◆ **Supplied material**
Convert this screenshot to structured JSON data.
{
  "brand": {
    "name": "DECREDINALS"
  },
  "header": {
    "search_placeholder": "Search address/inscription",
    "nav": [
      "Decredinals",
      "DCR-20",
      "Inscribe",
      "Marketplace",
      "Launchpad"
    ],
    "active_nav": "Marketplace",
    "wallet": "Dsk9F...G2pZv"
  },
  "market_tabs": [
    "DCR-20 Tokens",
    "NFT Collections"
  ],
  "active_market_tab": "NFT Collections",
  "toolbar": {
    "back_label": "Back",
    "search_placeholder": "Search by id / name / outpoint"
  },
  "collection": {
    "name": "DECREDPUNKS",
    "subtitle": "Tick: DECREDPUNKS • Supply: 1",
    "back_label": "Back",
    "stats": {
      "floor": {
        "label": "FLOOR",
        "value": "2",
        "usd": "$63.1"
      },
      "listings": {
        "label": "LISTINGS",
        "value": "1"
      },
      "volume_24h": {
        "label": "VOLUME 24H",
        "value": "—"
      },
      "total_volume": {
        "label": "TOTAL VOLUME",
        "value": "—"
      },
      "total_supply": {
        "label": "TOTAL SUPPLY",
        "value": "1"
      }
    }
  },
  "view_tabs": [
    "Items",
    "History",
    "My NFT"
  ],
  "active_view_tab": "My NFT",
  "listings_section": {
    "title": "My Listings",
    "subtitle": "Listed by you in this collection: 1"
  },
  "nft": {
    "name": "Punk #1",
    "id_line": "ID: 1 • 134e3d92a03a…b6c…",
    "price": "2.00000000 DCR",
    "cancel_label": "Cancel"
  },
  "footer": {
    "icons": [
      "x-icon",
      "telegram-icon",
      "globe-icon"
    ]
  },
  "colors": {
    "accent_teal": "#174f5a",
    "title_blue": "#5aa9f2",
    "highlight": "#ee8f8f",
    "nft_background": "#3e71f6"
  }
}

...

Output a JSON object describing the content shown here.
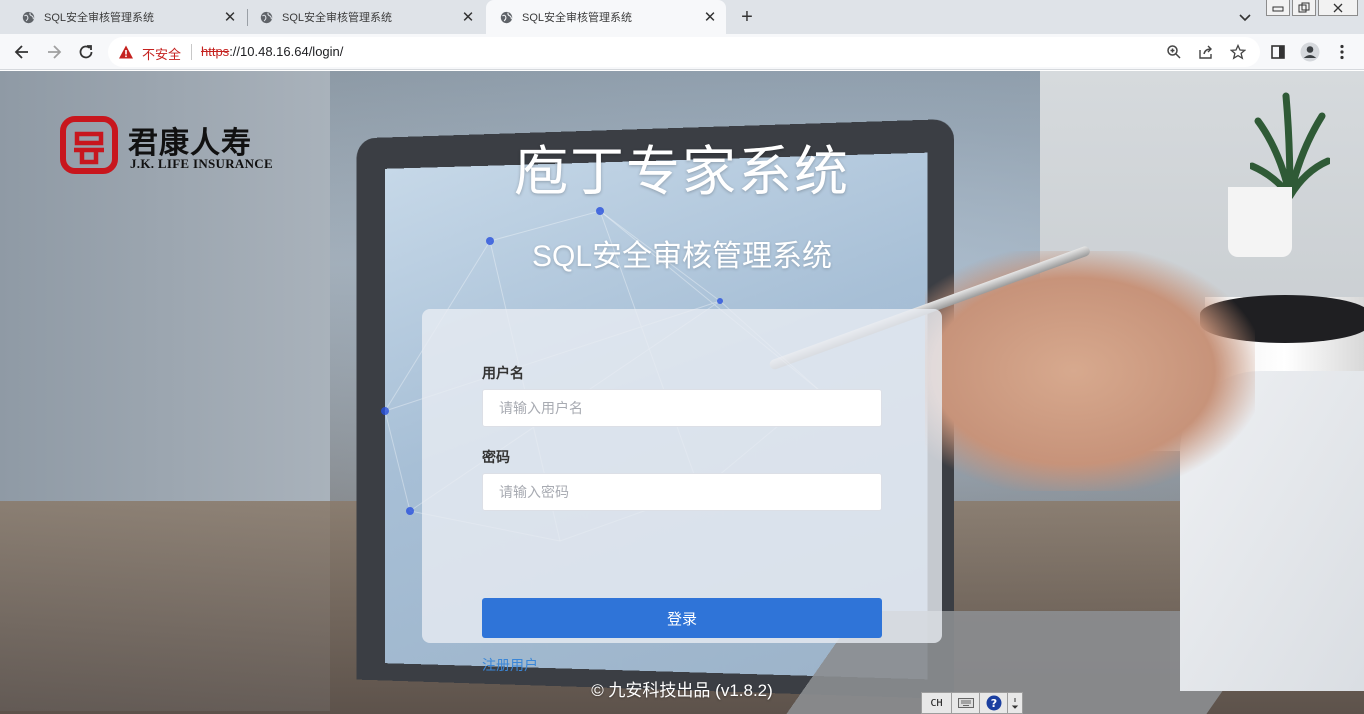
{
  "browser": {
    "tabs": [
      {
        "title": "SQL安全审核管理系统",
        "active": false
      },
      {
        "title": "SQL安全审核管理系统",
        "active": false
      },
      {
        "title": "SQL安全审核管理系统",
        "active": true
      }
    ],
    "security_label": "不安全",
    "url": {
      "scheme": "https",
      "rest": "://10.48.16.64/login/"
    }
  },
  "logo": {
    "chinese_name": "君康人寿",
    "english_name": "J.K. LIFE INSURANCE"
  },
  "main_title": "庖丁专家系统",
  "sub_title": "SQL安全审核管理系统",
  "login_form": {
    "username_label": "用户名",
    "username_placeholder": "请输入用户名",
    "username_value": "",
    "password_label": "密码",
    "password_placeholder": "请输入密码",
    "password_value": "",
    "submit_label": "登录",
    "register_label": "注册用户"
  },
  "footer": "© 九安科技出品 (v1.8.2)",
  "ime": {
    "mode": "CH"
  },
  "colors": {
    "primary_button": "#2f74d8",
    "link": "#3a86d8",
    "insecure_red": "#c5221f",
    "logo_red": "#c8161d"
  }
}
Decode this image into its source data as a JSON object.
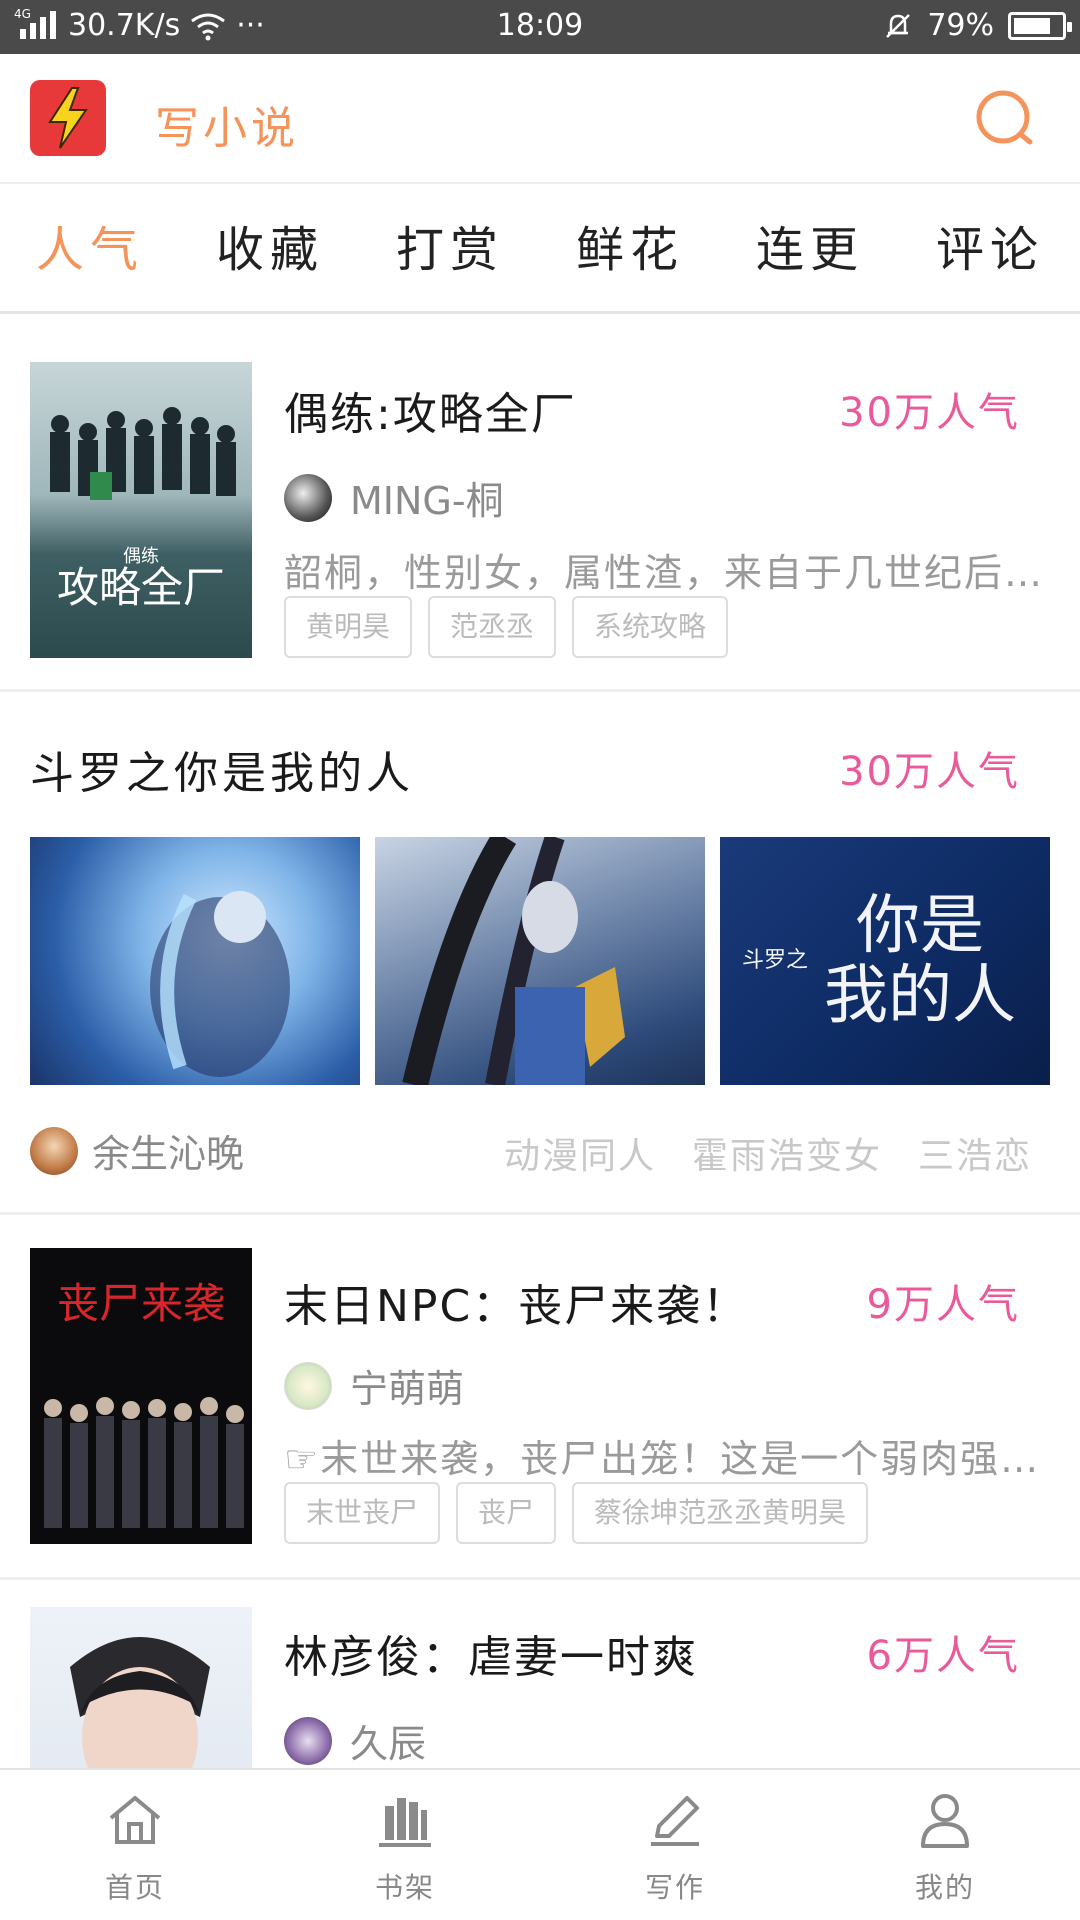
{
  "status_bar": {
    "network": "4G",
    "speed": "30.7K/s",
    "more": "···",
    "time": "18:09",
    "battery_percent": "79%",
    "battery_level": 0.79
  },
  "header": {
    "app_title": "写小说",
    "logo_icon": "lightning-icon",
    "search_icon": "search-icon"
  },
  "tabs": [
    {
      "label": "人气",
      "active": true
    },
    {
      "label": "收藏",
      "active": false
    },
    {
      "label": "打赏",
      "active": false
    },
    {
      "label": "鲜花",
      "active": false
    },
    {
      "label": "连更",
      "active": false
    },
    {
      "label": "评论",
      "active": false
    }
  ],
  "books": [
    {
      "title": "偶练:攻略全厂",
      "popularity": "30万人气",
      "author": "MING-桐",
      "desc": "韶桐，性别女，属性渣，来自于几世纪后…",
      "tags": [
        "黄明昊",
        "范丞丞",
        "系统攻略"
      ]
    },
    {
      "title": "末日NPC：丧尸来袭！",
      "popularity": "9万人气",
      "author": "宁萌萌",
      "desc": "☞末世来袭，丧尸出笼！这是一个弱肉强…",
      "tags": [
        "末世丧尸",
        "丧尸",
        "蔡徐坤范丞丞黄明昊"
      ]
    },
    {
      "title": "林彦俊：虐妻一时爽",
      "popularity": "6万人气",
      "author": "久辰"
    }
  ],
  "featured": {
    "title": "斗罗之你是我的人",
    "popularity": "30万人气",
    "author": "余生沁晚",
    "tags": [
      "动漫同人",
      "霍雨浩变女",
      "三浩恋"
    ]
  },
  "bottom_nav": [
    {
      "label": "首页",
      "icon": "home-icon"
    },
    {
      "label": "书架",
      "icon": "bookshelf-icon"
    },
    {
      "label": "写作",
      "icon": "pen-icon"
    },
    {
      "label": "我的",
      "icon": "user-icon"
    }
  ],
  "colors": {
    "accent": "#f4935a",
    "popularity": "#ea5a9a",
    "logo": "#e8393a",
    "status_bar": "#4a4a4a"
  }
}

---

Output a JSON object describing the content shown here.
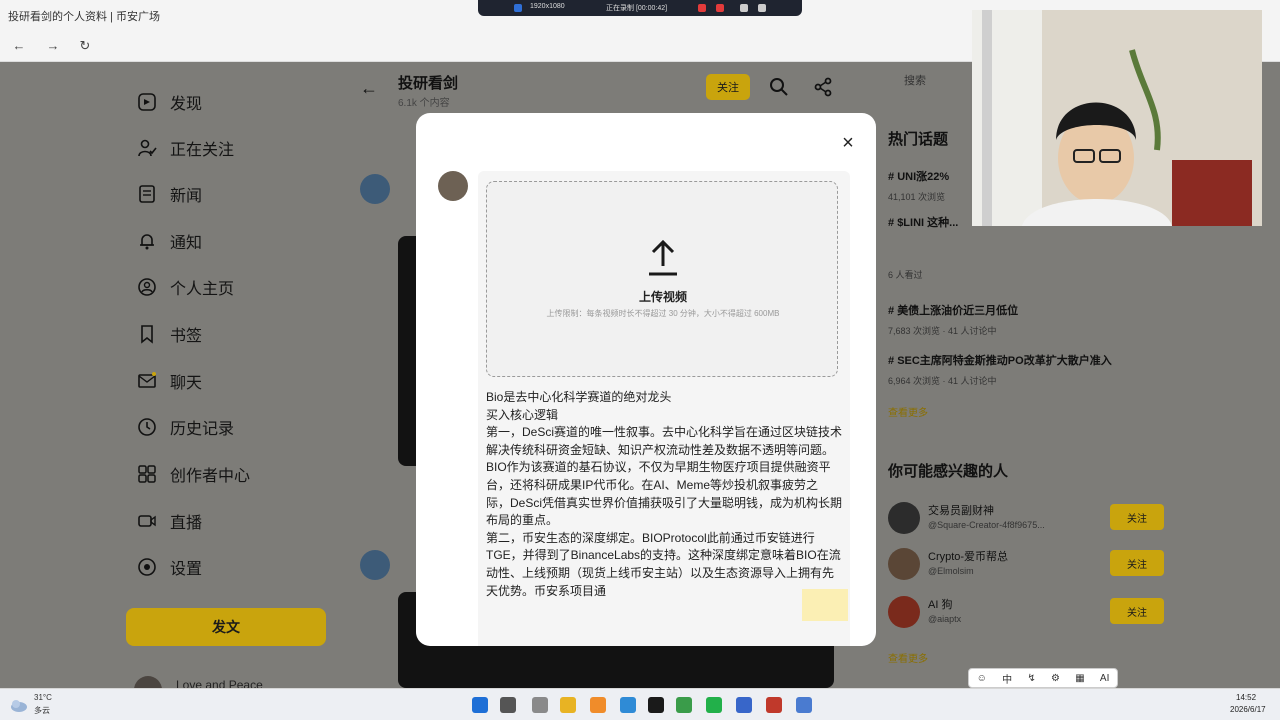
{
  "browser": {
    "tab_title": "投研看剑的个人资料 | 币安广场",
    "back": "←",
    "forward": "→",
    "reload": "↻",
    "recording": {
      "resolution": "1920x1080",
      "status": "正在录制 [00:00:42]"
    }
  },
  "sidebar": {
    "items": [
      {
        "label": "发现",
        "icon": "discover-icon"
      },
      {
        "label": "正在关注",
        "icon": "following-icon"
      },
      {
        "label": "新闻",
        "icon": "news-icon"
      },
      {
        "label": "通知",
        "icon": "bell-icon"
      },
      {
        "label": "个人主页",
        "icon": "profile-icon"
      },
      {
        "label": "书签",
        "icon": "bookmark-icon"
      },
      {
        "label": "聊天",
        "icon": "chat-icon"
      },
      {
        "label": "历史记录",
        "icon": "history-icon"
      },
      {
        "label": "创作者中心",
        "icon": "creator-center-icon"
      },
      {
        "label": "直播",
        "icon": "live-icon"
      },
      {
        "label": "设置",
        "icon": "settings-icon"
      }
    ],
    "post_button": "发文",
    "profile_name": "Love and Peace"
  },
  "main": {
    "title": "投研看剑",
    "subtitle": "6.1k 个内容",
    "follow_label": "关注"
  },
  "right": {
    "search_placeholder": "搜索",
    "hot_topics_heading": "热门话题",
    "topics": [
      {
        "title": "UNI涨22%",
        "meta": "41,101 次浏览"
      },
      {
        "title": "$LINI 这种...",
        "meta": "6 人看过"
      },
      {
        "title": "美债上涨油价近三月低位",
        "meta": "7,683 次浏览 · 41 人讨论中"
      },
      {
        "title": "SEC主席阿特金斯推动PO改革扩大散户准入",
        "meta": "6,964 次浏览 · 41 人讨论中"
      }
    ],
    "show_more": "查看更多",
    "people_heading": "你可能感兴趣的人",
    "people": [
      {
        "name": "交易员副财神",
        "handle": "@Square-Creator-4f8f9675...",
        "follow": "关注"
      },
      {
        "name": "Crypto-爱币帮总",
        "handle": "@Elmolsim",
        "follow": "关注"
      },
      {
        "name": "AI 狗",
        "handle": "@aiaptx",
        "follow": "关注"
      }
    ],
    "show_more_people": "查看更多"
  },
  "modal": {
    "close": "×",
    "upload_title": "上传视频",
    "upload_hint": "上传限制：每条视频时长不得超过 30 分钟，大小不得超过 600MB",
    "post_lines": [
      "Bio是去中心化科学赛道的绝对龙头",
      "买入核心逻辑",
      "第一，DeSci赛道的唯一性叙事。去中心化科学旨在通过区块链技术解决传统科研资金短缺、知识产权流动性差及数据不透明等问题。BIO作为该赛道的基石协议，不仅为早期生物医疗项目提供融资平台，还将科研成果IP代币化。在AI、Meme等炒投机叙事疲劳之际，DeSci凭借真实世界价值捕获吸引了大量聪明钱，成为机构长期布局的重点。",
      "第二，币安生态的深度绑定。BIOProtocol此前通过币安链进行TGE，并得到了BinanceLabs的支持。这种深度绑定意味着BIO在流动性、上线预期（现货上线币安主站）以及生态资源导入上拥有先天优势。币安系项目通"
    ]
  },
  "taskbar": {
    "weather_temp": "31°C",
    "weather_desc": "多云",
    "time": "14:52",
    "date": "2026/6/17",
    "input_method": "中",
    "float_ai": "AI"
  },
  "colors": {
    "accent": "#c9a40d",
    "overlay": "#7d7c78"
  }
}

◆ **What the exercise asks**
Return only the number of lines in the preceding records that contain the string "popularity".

◆ **Answer box**
5